## TASK OBJECTIVE
Repeat every record below exactly as it appears.

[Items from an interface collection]
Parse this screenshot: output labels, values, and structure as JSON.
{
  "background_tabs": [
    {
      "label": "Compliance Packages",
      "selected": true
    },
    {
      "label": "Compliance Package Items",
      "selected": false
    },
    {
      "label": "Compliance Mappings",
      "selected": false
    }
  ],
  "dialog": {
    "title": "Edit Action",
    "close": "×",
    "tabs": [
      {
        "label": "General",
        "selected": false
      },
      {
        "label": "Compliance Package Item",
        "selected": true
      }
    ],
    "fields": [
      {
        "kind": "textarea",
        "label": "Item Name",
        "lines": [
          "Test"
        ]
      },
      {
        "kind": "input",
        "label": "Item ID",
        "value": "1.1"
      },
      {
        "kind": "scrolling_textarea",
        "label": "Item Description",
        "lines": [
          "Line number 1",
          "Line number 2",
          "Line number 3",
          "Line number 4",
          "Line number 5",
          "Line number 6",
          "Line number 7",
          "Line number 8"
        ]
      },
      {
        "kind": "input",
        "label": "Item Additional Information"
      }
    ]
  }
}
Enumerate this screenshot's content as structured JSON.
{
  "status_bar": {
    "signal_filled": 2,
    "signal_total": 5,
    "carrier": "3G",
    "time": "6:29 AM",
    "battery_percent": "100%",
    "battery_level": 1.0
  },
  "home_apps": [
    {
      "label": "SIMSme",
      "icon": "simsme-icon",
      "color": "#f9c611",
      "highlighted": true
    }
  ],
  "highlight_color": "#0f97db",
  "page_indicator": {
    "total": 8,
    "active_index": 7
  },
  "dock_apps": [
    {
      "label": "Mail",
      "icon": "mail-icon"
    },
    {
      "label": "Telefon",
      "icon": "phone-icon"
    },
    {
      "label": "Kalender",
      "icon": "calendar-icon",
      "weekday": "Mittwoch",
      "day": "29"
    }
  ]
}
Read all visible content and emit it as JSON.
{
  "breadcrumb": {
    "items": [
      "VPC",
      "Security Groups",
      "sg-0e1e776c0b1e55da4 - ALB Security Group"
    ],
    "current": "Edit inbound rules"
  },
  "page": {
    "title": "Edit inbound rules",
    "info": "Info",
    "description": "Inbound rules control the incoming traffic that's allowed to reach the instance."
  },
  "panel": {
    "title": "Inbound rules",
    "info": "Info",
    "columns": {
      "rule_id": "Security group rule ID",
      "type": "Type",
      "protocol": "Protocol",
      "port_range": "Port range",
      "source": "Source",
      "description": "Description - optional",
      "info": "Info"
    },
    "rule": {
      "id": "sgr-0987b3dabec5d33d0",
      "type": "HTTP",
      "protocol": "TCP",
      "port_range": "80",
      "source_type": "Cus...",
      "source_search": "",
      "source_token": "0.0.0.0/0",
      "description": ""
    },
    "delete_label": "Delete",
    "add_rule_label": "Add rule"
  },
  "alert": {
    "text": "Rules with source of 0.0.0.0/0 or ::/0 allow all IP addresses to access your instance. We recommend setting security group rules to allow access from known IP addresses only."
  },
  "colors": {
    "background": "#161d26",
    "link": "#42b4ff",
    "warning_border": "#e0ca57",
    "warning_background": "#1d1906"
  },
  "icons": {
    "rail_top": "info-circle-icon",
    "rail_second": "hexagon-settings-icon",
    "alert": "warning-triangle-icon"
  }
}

## WORKED SOLUTION
Parse this screenshot: output labels, values, and structure as JSON.
{
  "background_tabs": [
    {
      "label": "Compliance Packages",
      "selected": true
    },
    {
      "label": "Compliance Package Items",
      "selected": false
    },
    {
      "label": "Compliance Mappings",
      "selected": false
    }
  ],
  "dialog": {
    "title": "Edit Action",
    "close": "×",
    "tabs": [
      {
        "label": "General",
        "selected": false
      },
      {
        "label": "Compliance Package Item",
        "selected": true
      }
    ],
    "fields": [
      {
        "kind": "textarea",
        "label": "Item Name",
        "lines": [
          "Test"
        ]
      },
      {
        "kind": "input",
        "label": "Item ID",
        "value": "1.1"
      },
      {
        "kind": "scrolling_textarea",
        "label": "Item Description",
        "lines": [
          "Line number 1",
          "Line number 2",
          "Line number 3",
          "Line number 4",
          "Line number 5",
          "Line number 6",
          "Line number 7",
          "Line number 8"
        ]
      },
      {
        "kind": "input",
        "label": "Item Additional Information"
      }
    ]
  }
}
Enumerate this screenshot's content as structured JSON.
{
  "status_bar": {
    "signal_filled": 2,
    "signal_total": 5,
    "carrier": "3G",
    "time": "6:29 AM",
    "battery_percent": "100%",
    "battery_level": 1.0
  },
  "home_apps": [
    {
      "label": "SIMSme",
      "icon": "simsme-icon",
      "color": "#f9c611",
      "highlighted": true
    }
  ],
  "highlight_color": "#0f97db",
  "page_indicator": {
    "total": 8,
    "active_index": 7
  },
  "dock_apps": [
    {
      "label": "Mail",
      "icon": "mail-icon"
    },
    {
      "label": "Telefon",
      "icon": "phone-icon"
    },
    {
      "label": "Kalender",
      "icon": "calendar-icon",
      "weekday": "Mittwoch",
      "day": "29"
    }
  ]
}
Read all visible content and emit it as JSON.
{
  "breadcrumb": {
    "items": [
      "VPC",
      "Security Groups",
      "sg-0e1e776c0b1e55da4 - ALB Security Group"
    ],
    "current": "Edit inbound rules"
  },
  "page": {
    "title": "Edit inbound rules",
    "info": "Info",
    "description": "Inbound rules control the incoming traffic that's allowed to reach the instance."
  },
  "panel": {
    "title": "Inbound rules",
    "info": "Info",
    "columns": {
      "rule_id": "Security group rule ID",
      "type": "Type",
      "protocol": "Protocol",
      "port_range": "Port range",
      "source": "Source",
      "description": "Description - optional",
      "info": "Info"
    },
    "rule": {
      "id": "sgr-0987b3dabec5d33d0",
      "type": "HTTP",
      "protocol": "TCP",
      "port_range": "80",
      "source_type": "Cus...",
      "source_search": "",
      "source_token": "0.0.0.0/0",
      "description": ""
    },
    "delete_label": "Delete",
    "add_rule_label": "Add rule"
  },
  "alert": {
    "text": "Rules with source of 0.0.0.0/0 or ::/0 allow all IP addresses to access your instance. We recommend setting security group rules to allow access from known IP addresses only."
  },
  "colors": {
    "background": "#161d26",
    "link": "#42b4ff",
    "warning_border": "#e0ca57",
    "warning_background": "#1d1906"
  },
  "icons": {
    "rail_top": "info-circle-icon",
    "rail_second": "hexagon-settings-icon",
    "alert": "warning-triangle-icon"
  }
}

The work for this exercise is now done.